* **INSTRUCTIONS FOR THE TASK**:
Exactness is required. Restate every entry as written.

* **LISTED RECORDS**:

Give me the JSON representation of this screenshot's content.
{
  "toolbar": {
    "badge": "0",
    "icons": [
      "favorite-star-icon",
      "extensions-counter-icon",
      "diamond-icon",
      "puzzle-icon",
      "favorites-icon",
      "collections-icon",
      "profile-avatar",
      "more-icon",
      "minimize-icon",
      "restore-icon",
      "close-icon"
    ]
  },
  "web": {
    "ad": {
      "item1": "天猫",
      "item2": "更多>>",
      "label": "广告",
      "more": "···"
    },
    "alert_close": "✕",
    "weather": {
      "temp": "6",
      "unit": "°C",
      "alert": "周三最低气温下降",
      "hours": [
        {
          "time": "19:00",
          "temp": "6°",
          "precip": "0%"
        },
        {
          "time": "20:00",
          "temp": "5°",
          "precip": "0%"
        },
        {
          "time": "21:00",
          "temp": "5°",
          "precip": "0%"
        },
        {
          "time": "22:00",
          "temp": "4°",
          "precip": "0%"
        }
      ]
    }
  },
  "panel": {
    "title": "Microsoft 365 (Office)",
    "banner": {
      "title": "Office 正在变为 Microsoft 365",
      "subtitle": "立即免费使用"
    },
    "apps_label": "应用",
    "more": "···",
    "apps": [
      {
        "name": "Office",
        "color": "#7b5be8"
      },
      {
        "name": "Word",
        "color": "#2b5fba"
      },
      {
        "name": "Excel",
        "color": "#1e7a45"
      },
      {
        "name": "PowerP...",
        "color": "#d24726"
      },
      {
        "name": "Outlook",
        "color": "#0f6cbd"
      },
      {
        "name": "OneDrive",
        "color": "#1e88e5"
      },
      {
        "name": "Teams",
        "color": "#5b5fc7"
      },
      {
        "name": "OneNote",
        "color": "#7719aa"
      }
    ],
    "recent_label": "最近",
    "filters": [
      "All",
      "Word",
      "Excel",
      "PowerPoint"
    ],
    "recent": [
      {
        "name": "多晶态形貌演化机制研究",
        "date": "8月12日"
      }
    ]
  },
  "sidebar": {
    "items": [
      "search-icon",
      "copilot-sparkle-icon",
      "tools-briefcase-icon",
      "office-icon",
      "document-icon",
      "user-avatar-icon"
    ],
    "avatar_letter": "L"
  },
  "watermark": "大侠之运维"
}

* **YOUR SOLUTION**:
Give me the JSON representation of this screenshot's content.
{
  "toolbar": {
    "badge": "0",
    "icons": [
      "favorite-star-icon",
      "extensions-counter-icon",
      "diamond-icon",
      "puzzle-icon",
      "favorites-icon",
      "collections-icon",
      "profile-avatar",
      "more-icon",
      "minimize-icon",
      "restore-icon",
      "close-icon"
    ]
  },
  "web": {
    "ad": {
      "item1": "天猫",
      "item2": "更多>>",
      "label": "广告",
      "more": "···"
    },
    "alert_close": "✕",
    "weather": {
      "temp": "6",
      "unit": "°C",
      "alert": "周三最低气温下降",
      "hours": [
        {
          "time": "19:00",
          "temp": "6°",
          "precip": "0%"
        },
        {
          "time": "20:00",
          "temp": "5°",
          "precip": "0%"
        },
        {
          "time": "21:00",
          "temp": "5°",
          "precip": "0%"
        },
        {
          "time": "22:00",
          "temp": "4°",
          "precip": "0%"
        }
      ]
    }
  },
  "panel": {
    "title": "Microsoft 365 (Office)",
    "banner": {
      "title": "Office 正在变为 Microsoft 365",
      "subtitle": "立即免费使用"
    },
    "apps_label": "应用",
    "more": "···",
    "apps": [
      {
        "name": "Office",
        "color": "#7b5be8"
      },
      {
        "name": "Word",
        "color": "#2b5fba"
      },
      {
        "name": "Excel",
        "color": "#1e7a45"
      },
      {
        "name": "PowerP...",
        "color": "#d24726"
      },
      {
        "name": "Outlook",
        "color": "#0f6cbd"
      },
      {
        "name": "OneDrive",
        "color": "#1e88e5"
      },
      {
        "name": "Teams",
        "color": "#5b5fc7"
      },
      {
        "name": "OneNote",
        "color": "#7719aa"
      }
    ],
    "recent_label": "最近",
    "filters": [
      "All",
      "Word",
      "Excel",
      "PowerPoint"
    ],
    "recent": [
      {
        "name": "多晶态形貌演化机制研究",
        "date": "8月12日"
      }
    ]
  },
  "sidebar": {
    "items": [
      "search-icon",
      "copilot-sparkle-icon",
      "tools-briefcase-icon",
      "office-icon",
      "document-icon",
      "user-avatar-icon"
    ],
    "avatar_letter": "L"
  },
  "watermark": "大侠之运维"
}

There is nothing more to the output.